Below, is a snapshot of our data telling us about what people think of government consultation processes. You can find out more about the project here

4. Community Project Hub

From July 2021, we have been developing our approach to working with communities through our new Co-design a human rights support “solution” with BIHR project.

This new programme of work seeks to support community groups and voluntary groups to find human rights “solutions” to problems or issues they face. Initially, the aim is to develop this approach with a small number of partners as pilot project, to then develop our long-term offer to community groups. Our support is intended to enable groups to address the day-to-day issues where rights are risked, creating positive change within imperfect systems.

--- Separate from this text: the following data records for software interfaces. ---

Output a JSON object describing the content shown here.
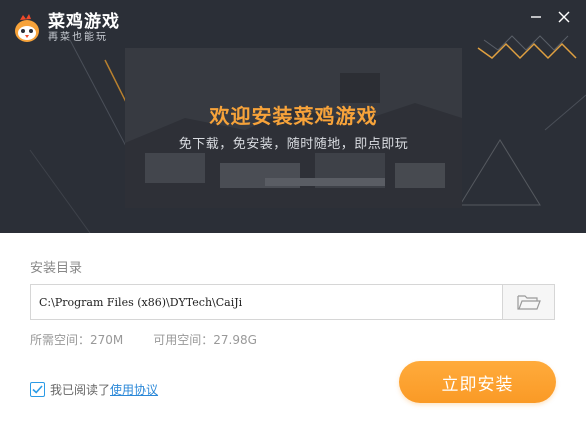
{
  "app": {
    "title": "菜鸡游戏",
    "subtitle": "再菜也能玩"
  },
  "window_controls": {
    "minimize_icon": "minimize-icon",
    "close_icon": "close-icon"
  },
  "banner": {
    "title": "欢迎安装菜鸡游戏",
    "subtitle": "免下载，免安装，随时随地，即点即玩"
  },
  "install": {
    "dir_label": "安装目录",
    "path_value": "C:\\Program Files (x86)\\DYTech\\CaiJi",
    "browse_icon": "folder-icon",
    "required_space": "所需空间：270M",
    "available_space": "可用空间：27.98G",
    "agree_text": "我已阅读了",
    "agree_link": "使用协议",
    "agree_checked": true,
    "button_label": "立即安装"
  },
  "colors": {
    "header_bg": "#2b2f37",
    "accent": "#f7a33a",
    "button": "#fa9a26",
    "link": "#2b88d8",
    "checkbox": "#2b9be6"
  }
}
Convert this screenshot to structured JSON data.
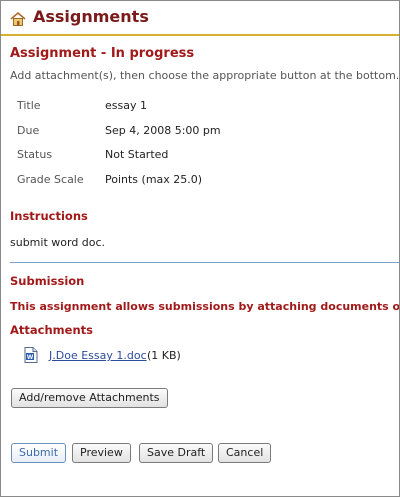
{
  "header": {
    "title": "Assignments"
  },
  "assignment": {
    "heading": "Assignment - In progress",
    "instruction_line": "Add attachment(s), then choose the appropriate button at the bottom."
  },
  "details": [
    {
      "label": "Title",
      "value": "essay 1"
    },
    {
      "label": "Due",
      "value": "Sep 4, 2008 5:00 pm"
    },
    {
      "label": "Status",
      "value": "Not Started"
    },
    {
      "label": "Grade Scale",
      "value": "Points (max 25.0)"
    }
  ],
  "instructions": {
    "heading": "Instructions",
    "text": "submit word doc."
  },
  "submission": {
    "heading": "Submission",
    "notice": "This assignment allows submissions by attaching documents only.",
    "attachments_heading": "Attachments",
    "attachment": {
      "name": "J.Doe Essay 1.doc",
      "size": "(1 KB)"
    },
    "add_remove_label": "Add/remove Attachments"
  },
  "actions": {
    "submit": "Submit",
    "preview": "Preview",
    "save_draft": "Save Draft",
    "cancel": "Cancel"
  },
  "colors": {
    "title": "#7a1a1a",
    "heading_red": "#a11a1a",
    "header_rule": "#d9b130",
    "divider_blue": "#7fa2cc",
    "link_blue": "#2c4c9c"
  },
  "icons": {
    "header": "home-icon",
    "attachment": "word-document-icon"
  }
}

We are delighted to be working with four fantastic organisations to bring this project to life: Hopscotch, Room to Heal, Together (Scottish Alliance for Children’s Rights), and Warrington Speak Up.

Co-design is at the core of this project. Our approach to co-design will use the below 4-stage process to ensure that the views and opinions of our partners and the eventual end “users” of the solution are central to the development.

To find out more about this exciting project – visit our hub here.

5. Why the Human Rights Act Matters: An introduction to campaigning workshop

We held a free online workshop on Wednesday 10th November between 6-7.30pm, where we met people that are interested in our  "Why our Human Rights Act Matters" campaign. The workshop focused on:

  • What the Human Rights Act is – and why we need to protect it
  • More about the #WhyOurHumanRightsActMatters campaign
  • Top tips for taking action- including how influence your MP
  • Getting involved in the "Why our Human Rights Act Matters" campaign.

To learn more about the campaign, click here


Human Rights News from elsewhere

Amnesty International: Public protest and our concerns about Police Scotland

As protests began across the UK ahead of COP26, some commentators were quick to brand activists extremists – but the truth is that peaceful protest is one of the most effective ways for ordinary people to claim their rights.

Source: Herald Scotland. Read more here

Married lesbian couple launch discrimination action against NHS

A married lesbian couple are launching a landmark legal test case against a branch of the NHS fertility sector in England, claiming it discriminates against LGBT+ families.

Source: Guardian. Read more here

Covid-19: Vaccines to be compulsory for frontline NHS staff in England

It will become compulsory for frontline NHS staff in England to be fully vaccinated against Covid, the health secretary has confirmed. Sajid Javid told MPs that he expected to set a deadline for the beginning of April to give 103,000 unvaccinated workers time to get both jabs.

He said the move would help protect patients and the NHS as a whole. Concerns have been raised that it could lead some workers to leave, adding to healthcare staffing issues.

Source: BBC. Read more here